In case there are any Irish readers still unsure about which way to vote in today's EU Referendum on the Lisbon treaty, this surely is the clincher.
Thursday, October 01, 2009
The Guardian reports:
An investigation into last year's Russia-Georgia war delivered a damning indictment of President Mikheil Saakashvili today, accusing Tbilisi of launching an indiscriminate artillery barrage on the city of Tskhinvali that started the war.
The war started "with a massive Georgian artillery attack", the report said, citing an order from Saakashvili that the offensive was aimed at halting Russian military units moving into South Ossetia.
Flatly dismissing Saakashvili's version, the report said: "There was no ongoing armed attack by Russia before the start of the Georgian operation ... Georgian claims of a large-scale presence of Russian armed forces in South Ossetia prior to the Georgian offensive could not be substantiated ... It could also not be verified that Russia was on the verge of such a major attack."
Back in August 2008 when this conflict took place, the vast majority of commentators in the MSM took the line that Russia, and not Georgia, was the aggressor in the conflict.
So did most blogs-(even many so-called ‘leftist’ blogs); this blog was a rare exception.
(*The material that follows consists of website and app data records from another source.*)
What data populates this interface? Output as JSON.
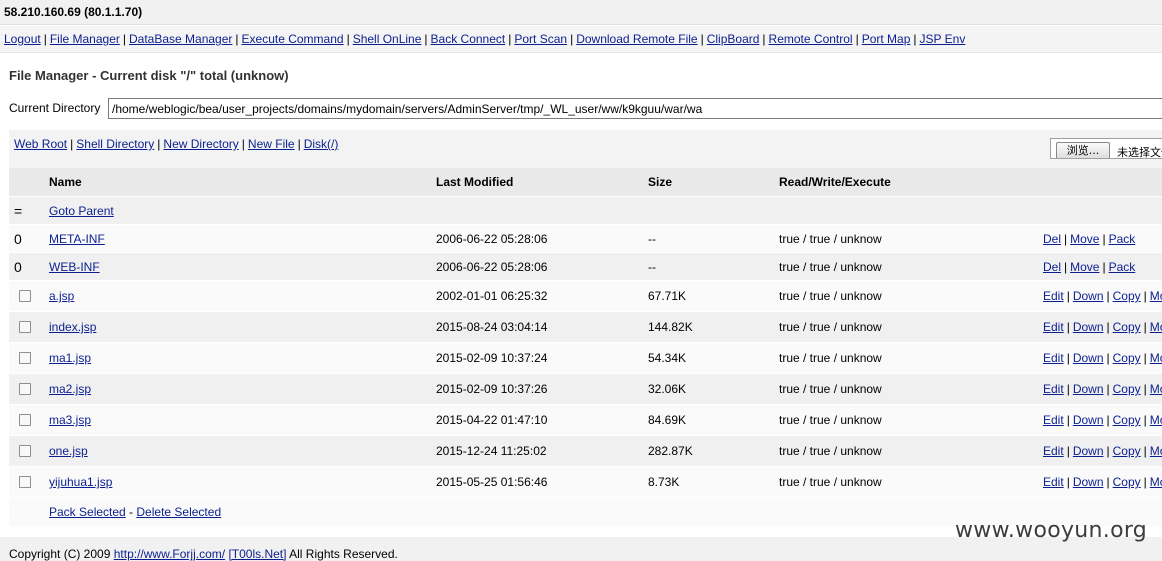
{
  "host": "58.210.160.69 (80.1.1.70)",
  "nav": [
    "Logout",
    "File Manager",
    "DataBase Manager",
    "Execute Command",
    "Shell OnLine",
    "Back Connect",
    "Port Scan",
    "Download Remote File",
    "ClipBoard",
    "Remote Control",
    "Port Map",
    "JSP Env"
  ],
  "title": "File Manager - Current disk \"/\" total (unknow)",
  "current_dir": {
    "label": "Current Directory",
    "value": "/home/weblogic/bea/user_projects/domains/mydomain/servers/AdminServer/tmp/_WL_user/ww/k9kguu/war/wa"
  },
  "tools": [
    "Web Root",
    "Shell Directory",
    "New Directory",
    "New File",
    "Disk(/)"
  ],
  "upload": {
    "browse": "浏览...",
    "no_file": "未选择文件。"
  },
  "table": {
    "headers": {
      "name": "Name",
      "modified": "Last Modified",
      "size": "Size",
      "rwx": "Read/Write/Execute"
    },
    "parent": {
      "glyph": "=",
      "label": "Goto Parent"
    },
    "dirs": [
      {
        "glyph": "0",
        "name": "META-INF",
        "modified": "2006-06-22 05:28:06",
        "size": "--",
        "rwx": "true / true / unknow",
        "actions": [
          "Del",
          "Move",
          "Pack"
        ]
      },
      {
        "glyph": "0",
        "name": "WEB-INF",
        "modified": "2006-06-22 05:28:06",
        "size": "--",
        "rwx": "true / true / unknow",
        "actions": [
          "Del",
          "Move",
          "Pack"
        ]
      }
    ],
    "files": [
      {
        "name": "a.jsp",
        "modified": "2002-01-01 06:25:32",
        "size": "67.71K",
        "rwx": "true / true / unknow",
        "actions": [
          "Edit",
          "Down",
          "Copy",
          "Mo"
        ]
      },
      {
        "name": "index.jsp",
        "modified": "2015-08-24 03:04:14",
        "size": "144.82K",
        "rwx": "true / true / unknow",
        "actions": [
          "Edit",
          "Down",
          "Copy",
          "Mo"
        ]
      },
      {
        "name": "ma1.jsp",
        "modified": "2015-02-09 10:37:24",
        "size": "54.34K",
        "rwx": "true / true / unknow",
        "actions": [
          "Edit",
          "Down",
          "Copy",
          "Mo"
        ]
      },
      {
        "name": "ma2.jsp",
        "modified": "2015-02-09 10:37:26",
        "size": "32.06K",
        "rwx": "true / true / unknow",
        "actions": [
          "Edit",
          "Down",
          "Copy",
          "Mo"
        ]
      },
      {
        "name": "ma3.jsp",
        "modified": "2015-04-22 01:47:10",
        "size": "84.69K",
        "rwx": "true / true / unknow",
        "actions": [
          "Edit",
          "Down",
          "Copy",
          "Mo"
        ]
      },
      {
        "name": "one.jsp",
        "modified": "2015-12-24 11:25:02",
        "size": "282.87K",
        "rwx": "true / true / unknow",
        "actions": [
          "Edit",
          "Down",
          "Copy",
          "Mo"
        ]
      },
      {
        "name": "yijuhua1.jsp",
        "modified": "2015-05-25 01:56:46",
        "size": "8.73K",
        "rwx": "true / true / unknow",
        "actions": [
          "Edit",
          "Down",
          "Copy",
          "Mo"
        ]
      }
    ],
    "bulk": [
      "Pack Selected",
      "Delete Selected"
    ]
  },
  "copyright": {
    "prefix": "Copyright (C) 2009",
    "link1": "http://www.Forjj.com/",
    "link2": "[T00ls.Net]",
    "suffix": "All Rights Reserved."
  },
  "watermark": "www.wooyun.org",
  "colors": {
    "link": "#0b1f8f",
    "row_odd": "#f0f0f0",
    "row_even": "#fafafa",
    "header": "#e9e9e9"
  }
}
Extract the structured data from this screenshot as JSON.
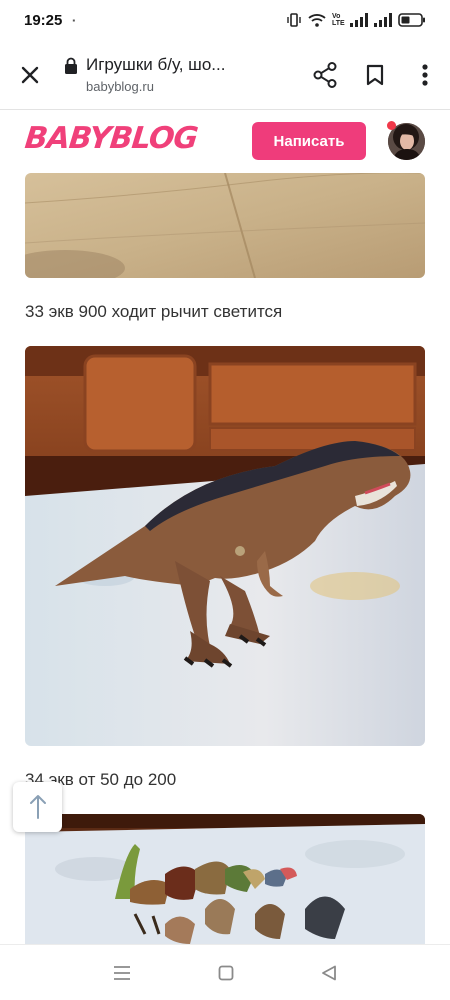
{
  "status_bar": {
    "time": "19:25",
    "notification_glyph": "▪",
    "volte_label": "Vo LTE",
    "icons": [
      "vibrate-icon",
      "wifi-icon",
      "signal-icon",
      "signal-icon",
      "battery-icon"
    ]
  },
  "browser": {
    "page_title": "Игрушки б/у, шо...",
    "domain": "babyblog.ru",
    "icons": [
      "close-icon",
      "lock-icon",
      "share-icon",
      "bookmark-icon",
      "more-vertical-icon"
    ]
  },
  "site_header": {
    "logo_text": "BABYBLOG",
    "write_button_label": "Написать",
    "brand_color": "#ef3c7b",
    "notification_dot_color": "#f0394a"
  },
  "content": {
    "captions": [
      "33 экв 900 ходит рычит светится",
      "34 экв от 50 до 200"
    ]
  },
  "nav_bar": {
    "icons": [
      "menu-icon",
      "home-square-icon",
      "back-triangle-icon"
    ]
  }
}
There was a wave of Russophobia in the British and American media, which I commented on here and here. If you’d wanted to read the truth as to what was going on, and to who caused the conflict, you’d have been better reading the blog of our old friend The Exile, written from thousands of miles away in Mexico, than any anti-Russian columns from neo-con/’liberal’ interventionist ‘experts’ in ’serious’ British and American newspapers.
These people told us lies about the non-existent genocide in Kosovo, lies about Milosevic’s and Serbia’s ‘wars of aggression’, lies about Iraq’s non-existent WMDs and lies about Russia’s ’aggression’ against Georgia.
And now they’re telling us lies about the ’threat’ posed by Iran’s non-existent nuclear weapons programme.
The lesson again, just in case anyone still hasn’t got it: don’t believe a word these serial liars ever tell you.
UPDATE: On the subject of the serial liars, John Pilger has a cracking piece in the new edition of the New Statesman.